David Aguilar, chief of the U.S. Border Patrol, said the United States is experiencing a large increase in the number of illegal entries, according to the US State Department. New to MexConnect, Jorge Tirado shares his thoughts on borders as he looks at an aerial photograph of Guaymas, his hometown.
At first glance, I saw a fragment of land along an anonymous coast on the ocean. That quick glance became a closer look and I found myself momentarily submerged in contemplation.
A number of ideas crossed my mind as I discovered that the fragment of land I was looking at had something to do with me. At the same time, I thought that if each of us could see our own home from this vantage point, something would come out of this contemplation. The perspective from space makes home seem a little foreign, if I may say so.
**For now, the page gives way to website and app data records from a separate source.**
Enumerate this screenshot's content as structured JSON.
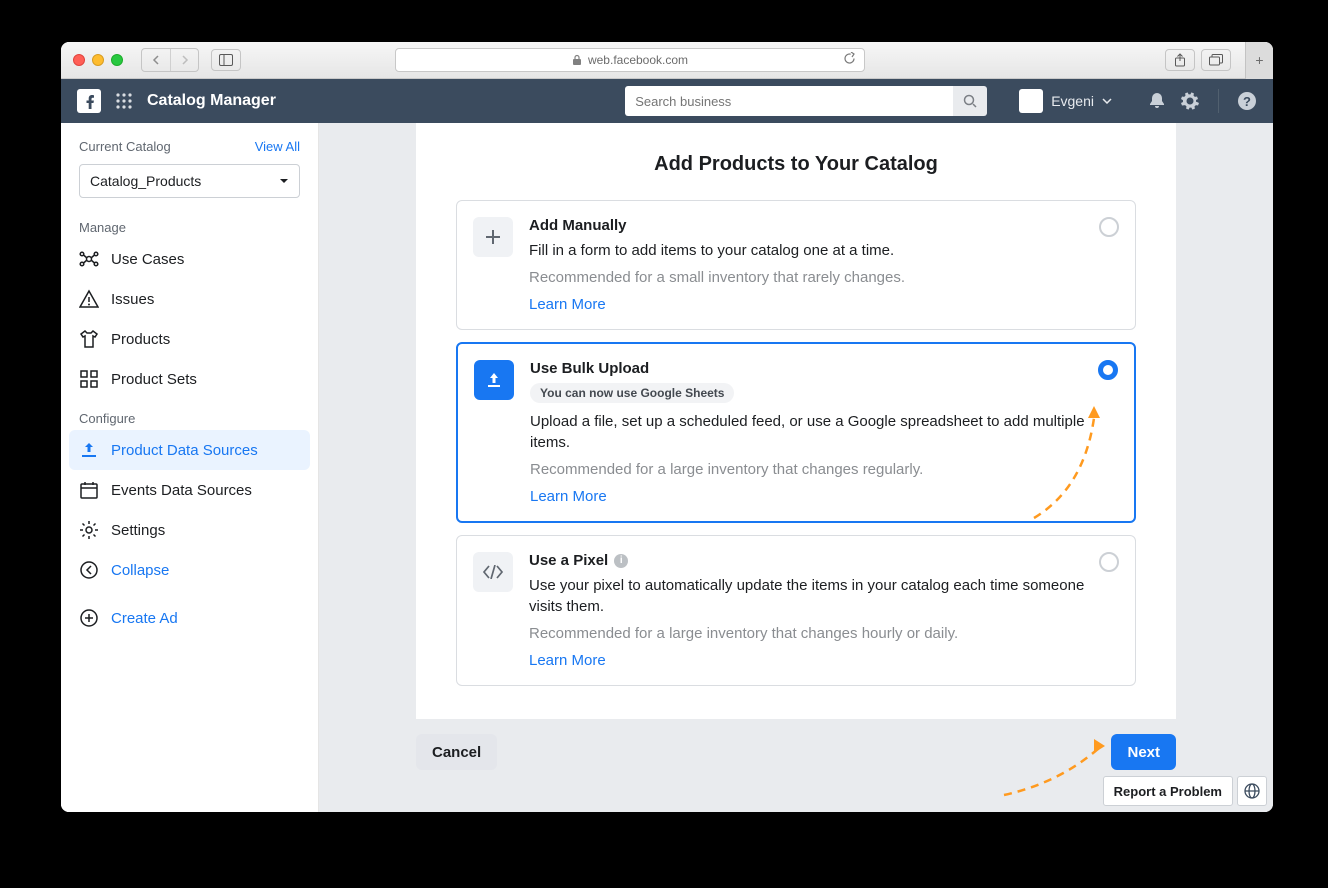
{
  "browser": {
    "url_host": "web.facebook.com"
  },
  "navbar": {
    "app_title": "Catalog Manager",
    "search_placeholder": "Search business",
    "user_name": "Evgeni"
  },
  "sidebar": {
    "current_label": "Current Catalog",
    "view_all": "View All",
    "selected_catalog": "Catalog_Products",
    "manage_label": "Manage",
    "manage_items": [
      {
        "label": "Use Cases"
      },
      {
        "label": "Issues"
      },
      {
        "label": "Products"
      },
      {
        "label": "Product Sets"
      }
    ],
    "configure_label": "Configure",
    "configure_items": [
      {
        "label": "Product Data Sources"
      },
      {
        "label": "Events Data Sources"
      },
      {
        "label": "Settings"
      }
    ],
    "collapse_label": "Collapse",
    "create_ad_label": "Create Ad"
  },
  "main": {
    "heading": "Add Products to Your Catalog",
    "options": [
      {
        "title": "Add Manually",
        "desc": "Fill in a form to add items to your catalog one at a time.",
        "rec": "Recommended for a small inventory that rarely changes.",
        "learn": "Learn More"
      },
      {
        "title": "Use Bulk Upload",
        "badge": "You can now use Google Sheets",
        "desc": "Upload a file, set up a scheduled feed, or use a Google spreadsheet to add multiple items.",
        "rec": "Recommended for a large inventory that changes regularly.",
        "learn": "Learn More"
      },
      {
        "title": "Use a Pixel",
        "desc": "Use your pixel to automatically update the items in your catalog each time someone visits them.",
        "rec": "Recommended for a large inventory that changes hourly or daily.",
        "learn": "Learn More"
      }
    ],
    "cancel": "Cancel",
    "next": "Next"
  },
  "footer": {
    "report": "Report a Problem"
  }
}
Seen from space, the earth looks just as it is – a lonely planet. The imaginary boundaries we have established, based on coordinates and agreements between people, make us feel as though the planet was indeed fragmented by those borders. Boundaries help delineate jurisdictions, establish authority, rights, faculties and order, and this helps us define certain norms that allow us to get along. But the truth is, neither countries nor the states that comprise them are physically divided by these lines. Our country is not separated from the rest of the continent, or from the rest of the world. If we sailed from the coast we see in this photograph, we could reach any other coast in the world that we set our minds to reach, just like Darwin did when he arrived at Easter Island, where no customs agent awaited him.
While our eyes perceive the photo’s finer details, little by little we discover that these bits of geography contain clearly remembered images. Here, in this photograph, the memory of an entire town is hidden. Thousands and thousands of people have lived together there, and still jointly inhabit this small piece of earth. We don’t see them, but they are there. They are as present as the cells in our body that, amid the denser mass, do not forsake their function while they sleep awhile with us. Thus are these living stories captured in a single instant – alive though imperceptible. We ourselves are but a fragment of a sleeping collective conscience.
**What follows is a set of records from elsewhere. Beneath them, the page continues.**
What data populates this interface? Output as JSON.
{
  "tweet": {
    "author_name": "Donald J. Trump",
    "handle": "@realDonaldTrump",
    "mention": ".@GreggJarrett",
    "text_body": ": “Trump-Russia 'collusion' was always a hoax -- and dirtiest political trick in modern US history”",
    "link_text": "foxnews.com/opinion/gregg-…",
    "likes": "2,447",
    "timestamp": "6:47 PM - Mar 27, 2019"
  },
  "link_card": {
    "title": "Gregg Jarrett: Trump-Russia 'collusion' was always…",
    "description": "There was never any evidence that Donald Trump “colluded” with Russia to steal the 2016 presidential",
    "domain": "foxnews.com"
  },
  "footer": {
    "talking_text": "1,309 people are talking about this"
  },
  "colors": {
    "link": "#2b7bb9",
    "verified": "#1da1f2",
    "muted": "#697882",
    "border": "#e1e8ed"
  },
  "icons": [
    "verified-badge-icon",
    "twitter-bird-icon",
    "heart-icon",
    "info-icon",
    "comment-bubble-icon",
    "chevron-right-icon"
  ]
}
What seemed at first to be an undefined image ends up being a mirror reflecting childhood memories, the pranks of youth, some misfortune and disappointments that, fortunately, never reached fruition.
Here, in this photo, is a part of my own history — friends, siblings, my beloved old man and my mother, circumscribed by destiny’s random chance within the borders of this picture. There they have written out the chapters of their lives, with occasional threads that abandon these boundaries every once in a while.
Within the margins of this photo, in the soil it defines, past and present are preserved. Captain Don Francisco Maria Espino and his platoon sent a French nobleman, Count Gaston de Raousset Boulbon, to the firing squad because his interests risked the integrity of the territory that appears here. (How strange it looks from above!)
On the other hand, to look at the photo and affirm that this is a political stronghold sounds stupid and totally out of context. And the question also arises – are we humans a majority in this sphere that gives us life? What appears from outside is land and sea; there are no lines on the map, and neither a “first world” nor much less a “third world” can be seen. From above everything looks simpler and more coherent. One single world, in silence, at peace.
As I look at this image, I think about how ideas take shape. A different perspective – in this case from above – offers a way to reconnect with reality. An opportunity to see things, literally, from another angle. While Europe struggles with the challenge of unification, in America we live separated by the imaginary lines of our concepts. We are bound to the world, to the planet, and dare not venture beyond the limits marked by history. We want to shape the present without transcending the past and its distinct circumstances. We boycott the possibility of designing a new map for the future, because to do so might mean turning our backs on the past. But the truth is, expanding that collective consciousness doesn’t imply a renunciation or substitution of the past, it implies expanding the limits of our own ideas.
By looking calmly and carefully, one discovers that the picture shows a fragment of the sphere of life, of history in its entirety. Seeing it with the tranquility conferred by distance, a person can discover his own place in this vast house in which we live. We are but a thread in the polychromatic and measureless warp and weft of life. A vital pulse, with little consciousness of the body that gives us life.
- To Spanish Version